That would not work for the OP. In this case, they should be considered the same while with truncate they cannot. –  François May 14 '10 at 6:16
@François - Um. Which of the options would not work for the OP, and why? –  Oded May 14 '10 at 6:18
I don't want to truncate, but the idea of converting into string is good. I even can convert them into int by multiplying 10000. –  Himadri May 14 '10 at 6:25
My understanding is that 0.94618976 and 0.94620239 should be found "equal" while in both of your solutions, they would differ on the 4th decimal. –  François May 14 '10 at 6:45
@François - I am assuming that the truncation/comparison is happening with the required precision. –  Oded May 14 '10 at 6:53

Something like the following C# code:

if (Math.Abs(Math.Round(number1, 4) - Math.Round(number2, 4)) < 0.00001)
    number2 = number1;
share|improve this answer
Questioner doesn't want rounding –  Simon Nickerson May 14 '10 at 6:15
In this case, It will be also matched if both values are same upto 4 decimal. I don't want rounding. –  Himadri May 14 '10 at 6:15

Look in the Delph MATH unit. You will find the "RoundTo" and "SimpleRoundTo" routines.

 TRoundToEXRangeExtended = -20..20;

function RoundTo(const AValue: Extended;
                 const ADigit: TRoundToEXRangeExtended): Extended;

{ This variation of the RoundTo function follows the asymmetric arithmetic
  rounding algorithm (if Frac(X) < .5 then return X else return X + 1).  This
  function defaults to rounding to the hundredth's place (cents). }

function SimpleRoundTo(const AValue: Extended; const ADigit: TRoundToRange = -2): Extended;
share|improve this answer
@Brian My question is about if condition for comparing two numbers not for rounding –  Himadri May 14 '10 at 9:25
@Himadri: Sorry, I did not read your question correctly. –  Brian Frost May 14 '10 at 15:49

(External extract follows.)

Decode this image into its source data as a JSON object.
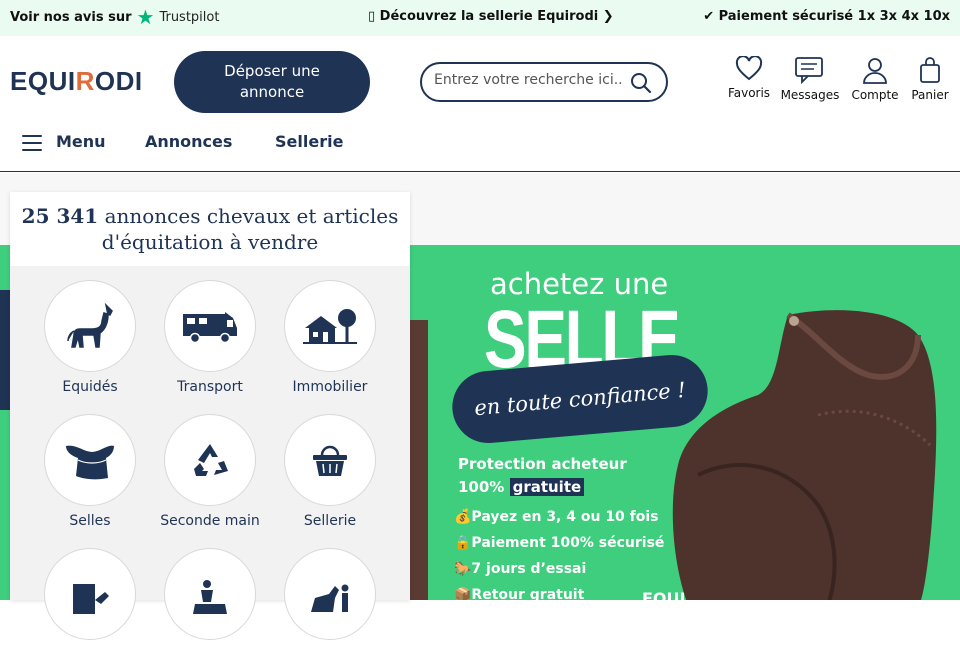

Just a thought, but how about this :

function CheckEqualUpTo4Digits(const aValue1, aValue2: Double): Boolean;
  Diff: Double;
  Diff := Abs(aValue1 - aValue2);
  Result := (Diff < 0.0001);

With this code, this returns True :

CheckEqualUpTo4Digits(0.94618976, 0.94620239);

And this returns False :

CheckEqualUpTo4Digits(0.94620239 , 0.94639125)

I haven't tested this much, but you could give it a shot - at least it uses no rounding, no conversion to another type (like what could happen with truncation), and is reasonably fast.

share|improve this answer
Well It should return false in the case of CheckEqualUpTo4Digits(0.94618976, 0.94620239); as it is having 4th digit different.. –  Himadri May 17 '10 at 11:09

Your Answer


By posting your answer, you agree to the privacy policy and terms of service.

Not the answer you're looking for? Browse other questions tagged or ask your own question.